Those Nuns Shtick It To Us Again
Kristen Bohr, Douglas Leland, Anita Hollander, Terri Frazzee and Andrea McCullough
Ok. I give up. It makes no sense to fight the Nunsense juggernaut. There are now a series of five, count 'em, five plays in the Nunsense product line. Last year the Surflight did the first play in the series, Nunsense. This year it skips the middle three to give us the fifth entry in the series, Meshuggah-Nuns.
This time the nuns are on the "Faiths of All Nations Cruise" where a production of Fiddler on the Roof is among the planned entertainment. The problem is that a terrible storm has rendered the cast seasick and unable to go on. Well, one member of the troupe was providentially spared, Howard Liszt, the actor who was to star as Tevye. At the behest of the captain he and the nuns organize a revue that forms the basis of the play.
The addition of the Liszt character allows playwright Dan Goggin to mine the rich vein of Jewish humor in addition to working the Catholic side of the street. In hindsight it's surprising he didn't hit upon the idea sooner.

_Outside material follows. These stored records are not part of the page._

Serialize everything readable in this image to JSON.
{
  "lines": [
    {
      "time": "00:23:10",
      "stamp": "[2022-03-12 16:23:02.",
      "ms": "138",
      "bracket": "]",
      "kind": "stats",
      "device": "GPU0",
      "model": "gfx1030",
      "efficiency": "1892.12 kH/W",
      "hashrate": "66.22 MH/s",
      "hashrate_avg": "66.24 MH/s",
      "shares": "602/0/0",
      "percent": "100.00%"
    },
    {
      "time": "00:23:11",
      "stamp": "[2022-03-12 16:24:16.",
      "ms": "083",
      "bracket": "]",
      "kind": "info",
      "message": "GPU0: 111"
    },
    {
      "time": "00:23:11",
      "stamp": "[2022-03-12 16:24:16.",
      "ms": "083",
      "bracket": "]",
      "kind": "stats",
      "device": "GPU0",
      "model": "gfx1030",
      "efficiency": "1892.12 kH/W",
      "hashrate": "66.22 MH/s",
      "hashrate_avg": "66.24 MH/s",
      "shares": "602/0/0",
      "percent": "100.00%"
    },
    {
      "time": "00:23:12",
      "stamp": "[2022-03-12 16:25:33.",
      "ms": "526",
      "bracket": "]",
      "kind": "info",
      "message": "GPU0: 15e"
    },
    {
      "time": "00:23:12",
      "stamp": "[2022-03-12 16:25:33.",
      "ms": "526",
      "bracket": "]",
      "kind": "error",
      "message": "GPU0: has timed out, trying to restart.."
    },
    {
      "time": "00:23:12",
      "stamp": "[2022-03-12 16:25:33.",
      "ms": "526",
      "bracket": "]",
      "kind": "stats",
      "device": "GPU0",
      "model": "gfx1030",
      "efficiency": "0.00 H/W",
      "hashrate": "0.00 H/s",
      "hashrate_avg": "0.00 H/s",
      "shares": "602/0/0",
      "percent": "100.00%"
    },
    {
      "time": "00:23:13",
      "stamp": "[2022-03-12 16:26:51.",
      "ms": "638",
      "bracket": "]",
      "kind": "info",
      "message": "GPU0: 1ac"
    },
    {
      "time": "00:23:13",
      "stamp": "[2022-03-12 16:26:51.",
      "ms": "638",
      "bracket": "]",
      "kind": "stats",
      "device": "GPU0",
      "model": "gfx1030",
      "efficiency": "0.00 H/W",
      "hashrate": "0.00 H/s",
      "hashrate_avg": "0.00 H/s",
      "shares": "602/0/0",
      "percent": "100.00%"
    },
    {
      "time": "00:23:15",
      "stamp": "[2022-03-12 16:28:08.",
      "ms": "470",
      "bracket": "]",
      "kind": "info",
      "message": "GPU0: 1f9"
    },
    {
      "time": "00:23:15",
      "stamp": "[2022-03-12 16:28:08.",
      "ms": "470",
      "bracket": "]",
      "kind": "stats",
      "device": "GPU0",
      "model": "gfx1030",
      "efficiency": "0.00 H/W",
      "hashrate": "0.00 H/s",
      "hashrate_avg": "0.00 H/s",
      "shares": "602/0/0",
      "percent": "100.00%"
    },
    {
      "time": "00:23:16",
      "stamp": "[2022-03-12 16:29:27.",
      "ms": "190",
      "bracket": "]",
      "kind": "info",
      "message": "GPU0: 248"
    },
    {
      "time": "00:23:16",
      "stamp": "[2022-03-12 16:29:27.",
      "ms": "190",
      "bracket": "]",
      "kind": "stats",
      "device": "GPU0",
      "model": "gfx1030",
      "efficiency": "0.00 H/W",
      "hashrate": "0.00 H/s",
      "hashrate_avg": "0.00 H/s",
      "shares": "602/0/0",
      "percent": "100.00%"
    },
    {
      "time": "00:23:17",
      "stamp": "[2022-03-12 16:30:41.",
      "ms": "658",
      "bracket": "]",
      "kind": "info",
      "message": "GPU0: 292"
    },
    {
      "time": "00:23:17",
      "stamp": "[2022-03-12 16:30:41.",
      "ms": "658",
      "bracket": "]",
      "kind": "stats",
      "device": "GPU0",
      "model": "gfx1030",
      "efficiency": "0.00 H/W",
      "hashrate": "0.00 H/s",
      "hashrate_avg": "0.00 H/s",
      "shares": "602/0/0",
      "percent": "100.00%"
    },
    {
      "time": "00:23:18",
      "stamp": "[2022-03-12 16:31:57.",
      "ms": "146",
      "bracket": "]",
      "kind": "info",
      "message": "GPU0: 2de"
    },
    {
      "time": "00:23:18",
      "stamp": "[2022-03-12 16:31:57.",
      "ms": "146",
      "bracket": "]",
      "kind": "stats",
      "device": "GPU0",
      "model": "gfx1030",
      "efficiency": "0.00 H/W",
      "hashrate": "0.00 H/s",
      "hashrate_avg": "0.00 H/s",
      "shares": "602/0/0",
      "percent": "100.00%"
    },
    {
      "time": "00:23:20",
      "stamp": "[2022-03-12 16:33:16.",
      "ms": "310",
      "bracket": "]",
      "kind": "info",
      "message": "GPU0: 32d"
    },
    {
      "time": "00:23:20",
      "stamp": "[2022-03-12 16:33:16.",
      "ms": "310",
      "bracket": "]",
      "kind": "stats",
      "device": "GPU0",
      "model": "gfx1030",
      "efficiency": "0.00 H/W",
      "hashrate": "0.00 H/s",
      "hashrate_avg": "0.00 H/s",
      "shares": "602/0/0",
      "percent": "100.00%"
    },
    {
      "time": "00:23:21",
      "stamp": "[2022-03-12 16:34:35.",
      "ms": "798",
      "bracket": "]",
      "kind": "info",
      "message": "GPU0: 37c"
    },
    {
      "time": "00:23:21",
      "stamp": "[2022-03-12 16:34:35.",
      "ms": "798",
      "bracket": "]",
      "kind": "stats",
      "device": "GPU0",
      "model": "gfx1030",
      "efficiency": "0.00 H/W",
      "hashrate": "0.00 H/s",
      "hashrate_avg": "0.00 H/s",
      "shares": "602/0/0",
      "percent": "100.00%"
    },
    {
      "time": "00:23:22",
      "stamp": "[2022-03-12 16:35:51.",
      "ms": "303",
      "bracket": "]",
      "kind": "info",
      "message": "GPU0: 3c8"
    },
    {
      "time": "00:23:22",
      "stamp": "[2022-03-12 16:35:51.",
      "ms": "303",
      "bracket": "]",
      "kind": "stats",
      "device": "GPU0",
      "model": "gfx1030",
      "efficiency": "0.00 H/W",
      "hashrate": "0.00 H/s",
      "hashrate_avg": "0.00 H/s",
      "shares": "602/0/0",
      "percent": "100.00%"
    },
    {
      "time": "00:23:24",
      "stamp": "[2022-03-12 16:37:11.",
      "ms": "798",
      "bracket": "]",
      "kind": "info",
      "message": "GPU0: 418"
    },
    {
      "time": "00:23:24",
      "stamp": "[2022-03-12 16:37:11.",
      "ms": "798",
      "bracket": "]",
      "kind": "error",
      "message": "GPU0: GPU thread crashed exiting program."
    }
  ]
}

If only out of morbid curiosity I'd like to see what the Goggin did with the three incarnations I haven't seen. Because this fifth installment certainly seems to have milked the concept dry.
Oh the play is charming and funny and the audience seemed to have a good time. And I have to admit that I had a pretty good time too. But the comedy definitely seemed to be gasping for air, viz., Sister Amnesia doing her Sister Mary Annette puppet bit with the puppet dressed up like Mae West: "He asked me if I smoked after sex. I said I never looked." That joke is so old, as we used to say in the neighborhood, the last time I heard it I fell off my dinosaur. And that wasn't the only golden oldie. I really was surprised that Goggin so shamelessly filled the script with jokes that have been circulating for decades. Then again, my friend Irene pointed out that that's exactly the kind of humor cruise ship shows inflict upon their audiences. So maybe Goggin was just trying for authenticity.
The cast carried on gamely however. Anita Hollander, Andrea McCullough and Kristen Bohr all reprised the roles they played in last year's Nunsense. Mother Superior, however, was played by Surflight newcomer Terri Frazee, the role played so ably last time out by Susie Speidel. Another newcomer was Douglas Leland, whom I liked so much in Showboat, here playing Howard Liszt.
Frazee was every bit the equal of her sister nuns. (Hmm, sister nuns. Is that redundant?) At the season opening gala in May Frazee sang such a stirring and energetic rendition of "Blow, Gabriel, Blow" from Anything Goes that I just assumed she would be the one to sing it in the play. She wasn't even in Anything Goes. The actress who sang it just wasn't available for the opening gala. They made the right choice having her carry the ball on that tune. She's very good.
Leland's Howard Liszt, on the other hand, seemed a little bit umm... listless. (Oh man, now Goggin's got me doing it!) After playing the dynamic Cap'n Andy in Showboat he seemed sedate and a bit tentative here.
And perhaps I sound a bit tentative here too. I make up my own mind about things. That's what a critic is supposed to do, after all. But I have to admit that my own tepid enthusiasm for Meshuggah-Nuns stands in stark contrast to the rave reviews it's gotten and the enthusiastic response the opening night crowd gave it. In my review of Nunsense last year I quoted my dad's old question, "Is the world out of step with Johnny or is Johnny out of step with the world?" In other words, am I the one who sees this sometimes hackneyed vehicle for what it really is or am I just an odd man out who can't see what everybody seems to see in this highly acclaimed play?
Heaven only knows.
At the Surflight September 8 - 18, 2004 at 8:00 pm; September 12, 15, 16 and 19 at 2:00 pm. No performance September 13 and 14.